Wednesday, 23 September 2015

Rice flour dumplings stuffed with cauliflower and corn


Here's another recipe inspired by the modak and driven by the desperate need to sneak 
more veggies into my child. 

I've used the delicate rice flour skin of the festive favourite to bundle in a creamy savoury filling of vegetables. I would have loved to create the pointy topped shape of the traditional modak, but I found out (the hard way of course) that certain 7 year olds will not eat things that look like modaks, if they don't taste like modaks :(

The recipe for these little savoury modaks is complicated - for one, there are multiple pans involved, and at least three encounters with the hob. But the flip side is that these chubby snacks are steamed and there's barely a dot of fat in the whole thing, and gluttony will, for once, be justified.

Here's how the recipe goes. 

Ingredients 

(for 12 mini modaks or 6 large ones)

The shell

1 cup rice flour
1 1/4 cups water
1/2 tsp oil

The filling

1/2 cup cauliflower florets (chopped finely if you have the energy. I didn't.)
1 chopped onion
2 cobs of corn, grated
Salt to taste
Pepper to taste
2 tsp butter
1/4 cups of milk
1 tsp flour

Method


Melt the butter in a saucepan and sauté the chopped onion until it turns translucent. Add corn and cauliflower and season with salt and butter, stirring frequently to coat the vegetables with butter. Sprinkle in flour and stir continuously to 'cook' the flour without browning it. Add milk and stir to combine. Cover the pan and cook for a few minutes  until you end up with a thick, fragrant mixture. If you didn't chop the cauliflower finely, it's a good idea to bash it a bit with the ladle at this stage. 


While the filling cools, get started on the skin. 

Boil the water and oil in a pan (I used a frying pan). As soon as the water comes to a boil, sprinkle in the rice flour, stirring continuously to prevent lumps. In a couple of minutes, the flour will change in texture, and get glutinous and translucent. Take the pan off the hob and leave to cool slightly. 


Wet your hands while the flour mixture is still quite warm and knead to a smooth dough. The texture will be quite different from a dough made with flour - smoothness and malleability are the things to look for here. 


Shape the 'dough' into 12 small balls if you're making a snack, and 6 large ones you're planning to make a meal of it. I made 6 little balls and reserved the rest of the dough for another filling.



Moisten your hands and flatten a ball until you have a thin disc. Ideally the edges shouldn't be so jagged, but it doesn't really matter if you're not blogging about it :P 

Set a spoonful of the filling in the centre and bring the edges up to form a dumpling. Incidentally, the black line on the top edge of the disc and in many of the other pictures is not dirt, it's a crack on my camera lens that I am too cheap to replace. 

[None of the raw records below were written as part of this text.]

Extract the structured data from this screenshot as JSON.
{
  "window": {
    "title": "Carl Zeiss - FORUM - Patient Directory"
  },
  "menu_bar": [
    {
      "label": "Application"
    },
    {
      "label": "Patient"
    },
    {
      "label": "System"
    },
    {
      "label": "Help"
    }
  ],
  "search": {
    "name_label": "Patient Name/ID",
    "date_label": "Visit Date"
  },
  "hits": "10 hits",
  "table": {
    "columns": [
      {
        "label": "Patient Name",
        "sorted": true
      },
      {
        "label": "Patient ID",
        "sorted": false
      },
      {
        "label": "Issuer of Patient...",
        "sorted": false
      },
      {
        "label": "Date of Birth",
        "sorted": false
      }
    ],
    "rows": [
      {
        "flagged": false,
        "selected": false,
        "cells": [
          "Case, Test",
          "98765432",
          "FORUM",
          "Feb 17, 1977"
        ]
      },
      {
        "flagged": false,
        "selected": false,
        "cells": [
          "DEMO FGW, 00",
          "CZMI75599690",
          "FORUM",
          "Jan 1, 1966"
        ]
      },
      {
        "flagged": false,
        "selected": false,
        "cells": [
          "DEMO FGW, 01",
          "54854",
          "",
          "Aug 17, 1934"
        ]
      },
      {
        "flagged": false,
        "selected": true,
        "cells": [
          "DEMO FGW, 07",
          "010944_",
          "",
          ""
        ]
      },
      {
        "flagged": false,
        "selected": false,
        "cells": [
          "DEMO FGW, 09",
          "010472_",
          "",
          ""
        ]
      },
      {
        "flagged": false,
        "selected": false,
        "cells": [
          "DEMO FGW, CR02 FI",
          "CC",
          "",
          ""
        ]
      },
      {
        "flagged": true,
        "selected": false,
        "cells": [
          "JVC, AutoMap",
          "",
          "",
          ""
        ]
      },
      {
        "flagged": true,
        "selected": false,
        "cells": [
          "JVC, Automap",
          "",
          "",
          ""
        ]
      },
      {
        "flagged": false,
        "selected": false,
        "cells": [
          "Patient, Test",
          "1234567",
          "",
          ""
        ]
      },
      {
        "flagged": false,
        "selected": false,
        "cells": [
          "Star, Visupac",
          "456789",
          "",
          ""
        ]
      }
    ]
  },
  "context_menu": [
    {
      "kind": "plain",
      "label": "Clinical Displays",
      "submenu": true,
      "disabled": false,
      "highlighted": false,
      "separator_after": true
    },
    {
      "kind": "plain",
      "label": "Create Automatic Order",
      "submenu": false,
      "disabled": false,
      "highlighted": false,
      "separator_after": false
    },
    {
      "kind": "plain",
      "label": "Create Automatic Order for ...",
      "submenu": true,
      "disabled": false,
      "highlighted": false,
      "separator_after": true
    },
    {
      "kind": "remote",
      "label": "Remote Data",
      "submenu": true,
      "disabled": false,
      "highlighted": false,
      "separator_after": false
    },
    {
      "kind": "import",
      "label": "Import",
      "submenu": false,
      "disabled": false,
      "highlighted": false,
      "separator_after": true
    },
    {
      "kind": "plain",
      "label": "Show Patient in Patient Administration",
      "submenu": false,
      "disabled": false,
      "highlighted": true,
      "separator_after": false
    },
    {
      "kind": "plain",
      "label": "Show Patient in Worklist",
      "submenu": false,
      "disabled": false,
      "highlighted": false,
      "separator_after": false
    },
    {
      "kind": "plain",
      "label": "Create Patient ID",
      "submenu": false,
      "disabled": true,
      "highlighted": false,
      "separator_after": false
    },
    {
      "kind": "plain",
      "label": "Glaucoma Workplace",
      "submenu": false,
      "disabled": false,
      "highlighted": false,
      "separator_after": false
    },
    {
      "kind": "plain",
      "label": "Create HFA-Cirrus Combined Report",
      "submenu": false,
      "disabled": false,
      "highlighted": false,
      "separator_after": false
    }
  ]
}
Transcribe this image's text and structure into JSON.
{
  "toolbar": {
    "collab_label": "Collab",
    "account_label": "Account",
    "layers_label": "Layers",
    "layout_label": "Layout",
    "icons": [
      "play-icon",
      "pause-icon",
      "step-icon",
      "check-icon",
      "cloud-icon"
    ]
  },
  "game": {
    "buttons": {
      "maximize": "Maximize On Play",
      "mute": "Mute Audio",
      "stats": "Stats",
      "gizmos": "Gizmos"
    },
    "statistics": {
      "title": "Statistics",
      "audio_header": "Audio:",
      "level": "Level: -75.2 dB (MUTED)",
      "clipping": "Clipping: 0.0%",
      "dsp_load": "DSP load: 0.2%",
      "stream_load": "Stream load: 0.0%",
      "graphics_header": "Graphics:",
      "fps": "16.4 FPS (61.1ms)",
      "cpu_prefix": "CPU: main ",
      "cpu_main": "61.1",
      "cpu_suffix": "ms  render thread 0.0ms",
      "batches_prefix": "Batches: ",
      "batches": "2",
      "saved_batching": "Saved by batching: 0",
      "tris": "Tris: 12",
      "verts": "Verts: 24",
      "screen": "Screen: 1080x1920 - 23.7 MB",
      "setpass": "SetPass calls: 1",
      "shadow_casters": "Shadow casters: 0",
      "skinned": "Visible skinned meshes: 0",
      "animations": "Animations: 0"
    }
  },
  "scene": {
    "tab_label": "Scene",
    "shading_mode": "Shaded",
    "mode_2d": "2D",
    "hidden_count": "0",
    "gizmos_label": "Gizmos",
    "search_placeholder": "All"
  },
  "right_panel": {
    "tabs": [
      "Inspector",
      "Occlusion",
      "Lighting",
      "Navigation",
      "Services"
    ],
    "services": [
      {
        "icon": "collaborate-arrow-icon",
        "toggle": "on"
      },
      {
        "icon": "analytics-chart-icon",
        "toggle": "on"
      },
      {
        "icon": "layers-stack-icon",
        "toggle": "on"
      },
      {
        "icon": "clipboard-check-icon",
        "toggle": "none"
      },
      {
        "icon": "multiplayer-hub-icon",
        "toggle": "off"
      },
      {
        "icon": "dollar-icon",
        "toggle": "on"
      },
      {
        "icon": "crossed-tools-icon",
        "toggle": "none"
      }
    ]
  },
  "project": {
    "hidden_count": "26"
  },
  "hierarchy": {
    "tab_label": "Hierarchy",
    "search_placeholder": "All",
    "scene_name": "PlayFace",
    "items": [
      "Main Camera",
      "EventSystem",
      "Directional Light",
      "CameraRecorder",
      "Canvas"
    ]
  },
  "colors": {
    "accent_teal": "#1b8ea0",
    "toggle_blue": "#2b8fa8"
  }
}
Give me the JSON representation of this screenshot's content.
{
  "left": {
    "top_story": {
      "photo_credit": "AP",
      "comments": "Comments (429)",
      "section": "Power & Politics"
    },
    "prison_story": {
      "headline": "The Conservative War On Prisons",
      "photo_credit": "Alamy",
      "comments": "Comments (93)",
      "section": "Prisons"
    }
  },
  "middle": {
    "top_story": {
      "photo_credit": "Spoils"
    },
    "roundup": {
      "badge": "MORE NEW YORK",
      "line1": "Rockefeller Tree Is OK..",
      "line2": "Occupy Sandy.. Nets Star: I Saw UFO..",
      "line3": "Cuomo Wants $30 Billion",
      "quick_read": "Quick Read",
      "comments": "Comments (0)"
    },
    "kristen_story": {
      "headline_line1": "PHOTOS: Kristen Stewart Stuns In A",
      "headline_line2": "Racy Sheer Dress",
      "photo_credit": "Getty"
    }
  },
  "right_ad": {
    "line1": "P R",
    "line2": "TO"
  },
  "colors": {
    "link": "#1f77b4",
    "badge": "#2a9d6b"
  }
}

Arrange the dumplings into a greased flat bottomed pan that can sit comfortably into a steamer. Do remember to leave a little space in between as the modaks will spread slightly. 



Like a lot of steamed snacks, these are best served immediately. But if you want to eat them later, just pop them back into the steamer for a couple of minutes and they'll be pretty good :)